I am not a cheerleader.
Well, I actually was as a young girl but I quickly determined that I am not the “type”. I thought that being a cheerleader meant putting on that fake smile, making sure I had proper cheerleader form and basically doing something that I was not sure that anyone really appreciated anyway. It just didn’t feel like me. I did it for a couple seasons then, put my pom poms down forever.
Turns out that I’ve learned I’ve been a cheerleader all along.
You heard it right.
I was recently asked to be a cheer coach for my daughter’s squad of girls ages 5- 11. I accepted even though I was worried because the last time I performed a cheer anywhere was in 1982. I am working with two other coaches, one who was a championship cheerleader and one who, like me, is not. After talking with the other coaches, we determined what strength each of us brought to the team. Then, we used that strength to coach our girls. My strength is organizing, helping break down training into the most manageable size for the person learning, trying new techniques of teaching and finding a way to make each girl feel special.
I realized that I am THEIR cheerleader.
And, isn’t that the real role of a coach? To teach and to let the learner try out the new skills. To encourage all along the way. These are the same ideas and principles I apply at work each day and the same role I try to play in projects I am part of like HRevolution.
I wish you could have seen our practice last night. Girls standing in near-perfect formaton, working on sharper hand and arm movements, huge smiles on their faces. I started by naming a “mini coach” for each cheer so that the girls can help teach and encourage each other. I worked with my brilliant instructional coach to support her as she taught the team new techniques and cheers. The girls kept practicing even after our normal practice time had ended. They were feeling a sense of pride.

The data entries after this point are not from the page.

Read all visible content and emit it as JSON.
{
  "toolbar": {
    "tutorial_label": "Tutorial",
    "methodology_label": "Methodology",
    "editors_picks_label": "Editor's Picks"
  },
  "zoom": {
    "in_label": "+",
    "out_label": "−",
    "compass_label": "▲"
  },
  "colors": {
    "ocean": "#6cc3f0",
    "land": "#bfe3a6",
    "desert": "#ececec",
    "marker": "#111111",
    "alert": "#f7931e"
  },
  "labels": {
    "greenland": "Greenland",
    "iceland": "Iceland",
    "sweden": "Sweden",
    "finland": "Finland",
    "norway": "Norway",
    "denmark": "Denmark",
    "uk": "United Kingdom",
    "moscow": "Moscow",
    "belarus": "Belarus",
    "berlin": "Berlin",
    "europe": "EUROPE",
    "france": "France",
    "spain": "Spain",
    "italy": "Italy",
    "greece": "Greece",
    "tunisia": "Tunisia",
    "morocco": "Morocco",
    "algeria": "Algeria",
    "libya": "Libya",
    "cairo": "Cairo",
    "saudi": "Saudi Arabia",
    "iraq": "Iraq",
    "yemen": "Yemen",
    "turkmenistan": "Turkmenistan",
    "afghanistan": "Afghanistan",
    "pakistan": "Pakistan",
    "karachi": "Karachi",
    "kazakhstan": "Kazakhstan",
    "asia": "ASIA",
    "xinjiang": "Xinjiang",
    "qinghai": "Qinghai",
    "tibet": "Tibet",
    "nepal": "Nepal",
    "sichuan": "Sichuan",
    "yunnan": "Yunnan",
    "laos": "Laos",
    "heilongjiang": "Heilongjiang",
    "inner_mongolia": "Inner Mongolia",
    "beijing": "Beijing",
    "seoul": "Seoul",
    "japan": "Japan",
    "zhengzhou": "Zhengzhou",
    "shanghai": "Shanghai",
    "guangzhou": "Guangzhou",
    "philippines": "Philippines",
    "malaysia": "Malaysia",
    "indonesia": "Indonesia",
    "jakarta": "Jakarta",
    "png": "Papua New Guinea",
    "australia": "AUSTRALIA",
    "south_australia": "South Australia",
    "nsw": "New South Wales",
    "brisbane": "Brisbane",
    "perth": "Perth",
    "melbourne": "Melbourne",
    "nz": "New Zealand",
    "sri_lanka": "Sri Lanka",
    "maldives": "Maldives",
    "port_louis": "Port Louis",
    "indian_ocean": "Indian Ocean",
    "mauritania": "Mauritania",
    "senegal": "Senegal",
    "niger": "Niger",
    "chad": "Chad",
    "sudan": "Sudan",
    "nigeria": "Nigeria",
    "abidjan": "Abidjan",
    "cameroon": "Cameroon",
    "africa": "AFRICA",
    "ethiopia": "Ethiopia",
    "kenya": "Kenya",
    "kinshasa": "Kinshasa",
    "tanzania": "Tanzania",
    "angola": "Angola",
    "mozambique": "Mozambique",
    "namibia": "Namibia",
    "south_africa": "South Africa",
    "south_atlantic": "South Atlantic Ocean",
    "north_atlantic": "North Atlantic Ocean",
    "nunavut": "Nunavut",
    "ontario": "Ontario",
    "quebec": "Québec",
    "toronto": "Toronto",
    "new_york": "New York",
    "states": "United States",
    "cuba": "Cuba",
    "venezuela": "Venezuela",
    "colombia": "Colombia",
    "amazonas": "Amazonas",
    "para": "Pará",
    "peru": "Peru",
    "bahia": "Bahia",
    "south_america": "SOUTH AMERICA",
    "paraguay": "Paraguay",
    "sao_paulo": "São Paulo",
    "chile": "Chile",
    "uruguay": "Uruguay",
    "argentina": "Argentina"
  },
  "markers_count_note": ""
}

So, if you had asked me 24 hours ago if I’m a cheerleader, I would have said no.
Turns out I was wrong. Go team!